After this we are taken back 5000 years to Ancient Egypt and later to Benin in West Africa and find out by studying artefacts such as bronze statues how the wealthy wore and decorated their hair. Interesting details are included such as the use of castor oil and palm oil to soften the hair, charcoal to darken it and make it grow and combs and shells for decoration.
The historical context continues with mention of the slave trade from the sixteenth century and from the nineteenth century Imperial rule in African countries. This led to a loss of traditional styles; we find out that head shaving was used as a punishment and African house slaves were made to wear wigs in the style of their European masters.
During the twentieth century, as black people moved to big cities in America looking for a better life, they rejected the corn rows of their ancestors seeking a modern look which in effect meant adopting European hairstyles. The story comes to the UK with the arrival of the Windrush generation.
It wasn’t until the second half of the twentieth century that natural hairstyles such as ‘the Afro ’ emerged reflecting a sense of pride in a shared African heritage with the drive for political power. Over time more variety in styling emerged and a rise in the natural hair movement.
We learn about the influence of icons of popular culture such as Josephine Baker in the 1920s, Diana Ross, Cicely Tyson and later Bob Marley with the distinctive dreadlock hairstyle of the Rasta social and religious movement.

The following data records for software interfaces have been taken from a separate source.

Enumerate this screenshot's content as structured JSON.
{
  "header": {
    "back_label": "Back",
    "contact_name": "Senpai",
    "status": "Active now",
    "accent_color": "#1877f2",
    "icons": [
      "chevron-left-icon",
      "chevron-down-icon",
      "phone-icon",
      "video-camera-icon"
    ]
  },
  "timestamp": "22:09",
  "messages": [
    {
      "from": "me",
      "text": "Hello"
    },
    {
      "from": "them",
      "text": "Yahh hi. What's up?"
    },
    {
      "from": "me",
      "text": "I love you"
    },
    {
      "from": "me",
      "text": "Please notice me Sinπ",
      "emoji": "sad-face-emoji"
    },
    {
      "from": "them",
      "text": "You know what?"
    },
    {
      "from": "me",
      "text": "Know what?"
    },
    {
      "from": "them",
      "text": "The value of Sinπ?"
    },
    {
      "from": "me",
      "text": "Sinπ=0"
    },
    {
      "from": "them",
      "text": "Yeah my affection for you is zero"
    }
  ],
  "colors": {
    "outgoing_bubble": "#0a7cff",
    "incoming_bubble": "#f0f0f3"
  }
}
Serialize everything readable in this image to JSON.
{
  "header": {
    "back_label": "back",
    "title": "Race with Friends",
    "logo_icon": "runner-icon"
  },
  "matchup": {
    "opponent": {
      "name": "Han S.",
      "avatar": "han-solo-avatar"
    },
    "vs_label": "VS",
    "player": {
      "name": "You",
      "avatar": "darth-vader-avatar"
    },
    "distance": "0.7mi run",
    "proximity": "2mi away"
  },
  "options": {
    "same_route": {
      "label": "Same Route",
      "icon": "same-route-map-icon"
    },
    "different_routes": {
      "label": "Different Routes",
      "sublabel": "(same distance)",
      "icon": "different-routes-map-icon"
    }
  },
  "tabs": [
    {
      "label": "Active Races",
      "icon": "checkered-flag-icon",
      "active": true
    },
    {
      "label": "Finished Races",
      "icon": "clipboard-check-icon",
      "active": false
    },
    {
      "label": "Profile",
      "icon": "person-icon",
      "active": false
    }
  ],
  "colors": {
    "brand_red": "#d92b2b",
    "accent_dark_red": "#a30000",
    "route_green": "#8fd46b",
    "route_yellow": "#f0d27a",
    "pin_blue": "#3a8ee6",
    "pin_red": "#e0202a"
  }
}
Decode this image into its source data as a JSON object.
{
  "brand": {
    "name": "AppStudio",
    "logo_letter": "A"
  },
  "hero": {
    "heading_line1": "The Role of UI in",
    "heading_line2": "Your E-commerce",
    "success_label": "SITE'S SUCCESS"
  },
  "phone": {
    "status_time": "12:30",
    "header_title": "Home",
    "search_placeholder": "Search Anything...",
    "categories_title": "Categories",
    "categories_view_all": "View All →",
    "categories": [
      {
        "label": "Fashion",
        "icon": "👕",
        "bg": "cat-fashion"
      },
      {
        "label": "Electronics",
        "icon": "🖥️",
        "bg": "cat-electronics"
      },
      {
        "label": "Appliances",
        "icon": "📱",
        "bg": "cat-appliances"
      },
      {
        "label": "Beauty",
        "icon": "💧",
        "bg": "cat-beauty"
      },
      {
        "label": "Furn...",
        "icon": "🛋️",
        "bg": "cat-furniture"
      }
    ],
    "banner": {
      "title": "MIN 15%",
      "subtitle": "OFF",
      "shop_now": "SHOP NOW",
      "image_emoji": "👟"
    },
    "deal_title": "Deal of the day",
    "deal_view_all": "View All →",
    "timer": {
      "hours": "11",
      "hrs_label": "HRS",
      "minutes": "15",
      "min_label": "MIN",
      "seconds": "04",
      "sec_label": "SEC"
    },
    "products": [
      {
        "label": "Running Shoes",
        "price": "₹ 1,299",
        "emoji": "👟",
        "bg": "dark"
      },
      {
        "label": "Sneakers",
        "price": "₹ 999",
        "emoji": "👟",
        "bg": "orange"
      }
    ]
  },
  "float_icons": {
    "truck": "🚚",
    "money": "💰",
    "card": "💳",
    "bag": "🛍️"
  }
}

Key individuals who had a significant impact on the development of the modern Afro hair industry are highlighted, including Madam C.J Walker, Dyke, Dryden and Wade who became self-made millionaires with the products and treatments they developed.
Although the focus of the book is on fashion and hairstyles this is set within a historical context giving it another dimension as we learn about slavery, imperialism, migration, fight for equality. A sense of pride imbues the whole book which is a beautiful artefact in itself.
The compact format and striking design with coloured pages is illustrated with attractive artwork together with some photographs of individuals and artefacts. There are references for further reading and a useful glossary of terminology.